The book of Isaiah is one of the largest books of the Old Testament, and amongst the most quoted in the New Testament.

Jesus, and the writers of the Gospels, saw the book as central to his identity and ministry (Matt 3:3, 4:14, 8:17, 12:17, 13:14, 5:17; Mk 7:6; Lk 3:4, 4:17; Jn 1:23, 12:38-39, 12:41).

Isaiah was a prophet who lived in Jerusalem, in the southern kingdom of Judah. His ministry began in the year that King Uzziah died (Is 6:1; 740BC) and continued through the reigns of the succeeding kings of Judah – Jotham, Ahaz and Hezekiah (Is 1:1).

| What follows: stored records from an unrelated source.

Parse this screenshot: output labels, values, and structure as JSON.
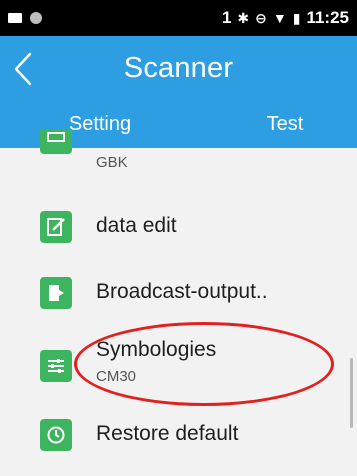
{
  "status_bar": {
    "sim_label": "1",
    "icons": [
      "bluetooth-icon",
      "minus-circle-icon",
      "wifi-icon",
      "battery-icon"
    ],
    "time": "11:25"
  },
  "app_bar": {
    "back_icon": "chevron-left-icon",
    "title": "Scanner",
    "color": "#2d9ee2"
  },
  "tabs": [
    {
      "label": "Setting",
      "selected": true
    },
    {
      "label": "Test",
      "selected": false
    }
  ],
  "list": {
    "items": [
      {
        "title": "",
        "subtitle": "GBK",
        "icon": "charset-icon"
      },
      {
        "title": "data edit",
        "subtitle": "",
        "icon": "edit-icon"
      },
      {
        "title": "Broadcast-output..",
        "subtitle": "",
        "icon": "output-icon"
      },
      {
        "title": "Symbologies",
        "subtitle": "CM30",
        "icon": "sliders-icon"
      },
      {
        "title": "Restore default",
        "subtitle": "",
        "icon": "clock-icon"
      }
    ]
  },
  "annotation": {
    "shape": "ellipse",
    "color": "#e32020",
    "target": "Symbologies"
  }
}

It was a time of change and transition: the Assyrian Empire was on the rise, and would capture and take into exile the northern kingdom of Israel. The Babylonian Empire was also on the rise, and God spoke through Isaiah to prophecy the fall of the southern kingdom of Judah to Babylon.

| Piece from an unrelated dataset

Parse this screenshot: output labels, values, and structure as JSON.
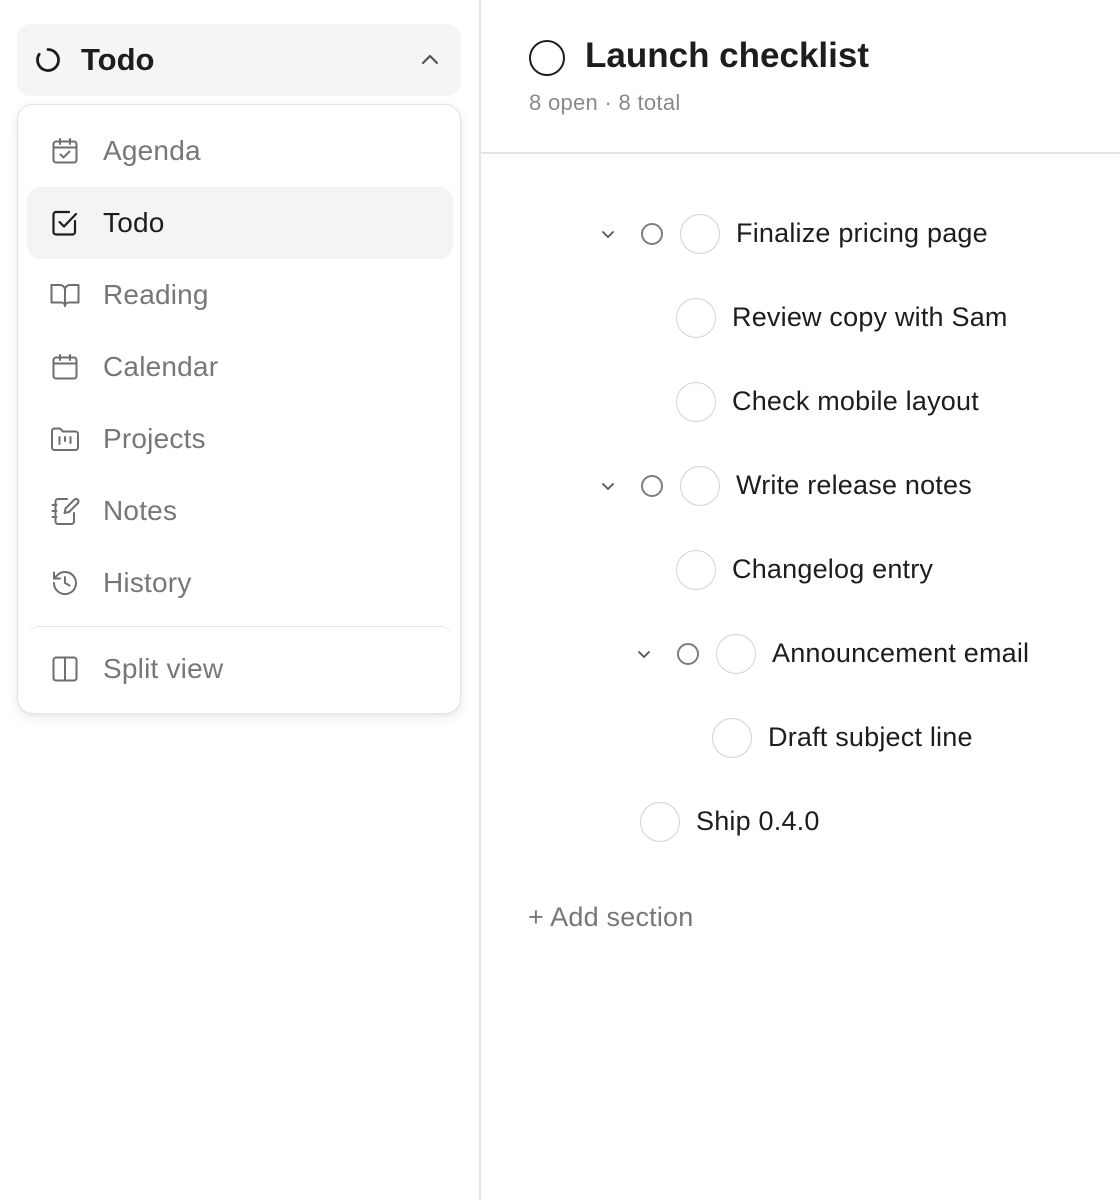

The theological reasons given for the decline of Israel and the subsequent exile of Judah are clearly outlined by Isaiah: the nation had turned away from God.

Yet in the midst of these themes of judgement, Isaiah speaks to the nation of God as their saviour and redeemer.

One of the great collections of material in Isaiah are the “servant songs”, in which Isaiah speaks about the servant of the Lord, who would accomplish God’s purposes. In these songs, the servant sings in first person.

This servant is first identified as the nation of Israel, called and established by God; then with a faithful remnant, who despite the idolatry and sin of the majority, would remain faithful to God; and finally with a remnant of one, a messiah, a saviour, one who would finally live out the call and purposes of God, first given to Israel, who would be a saviour not just to Israel, but to the whole world. Christians have consistently seen these servant songs as ultimately pointing forward to the Lord Jesus Christ.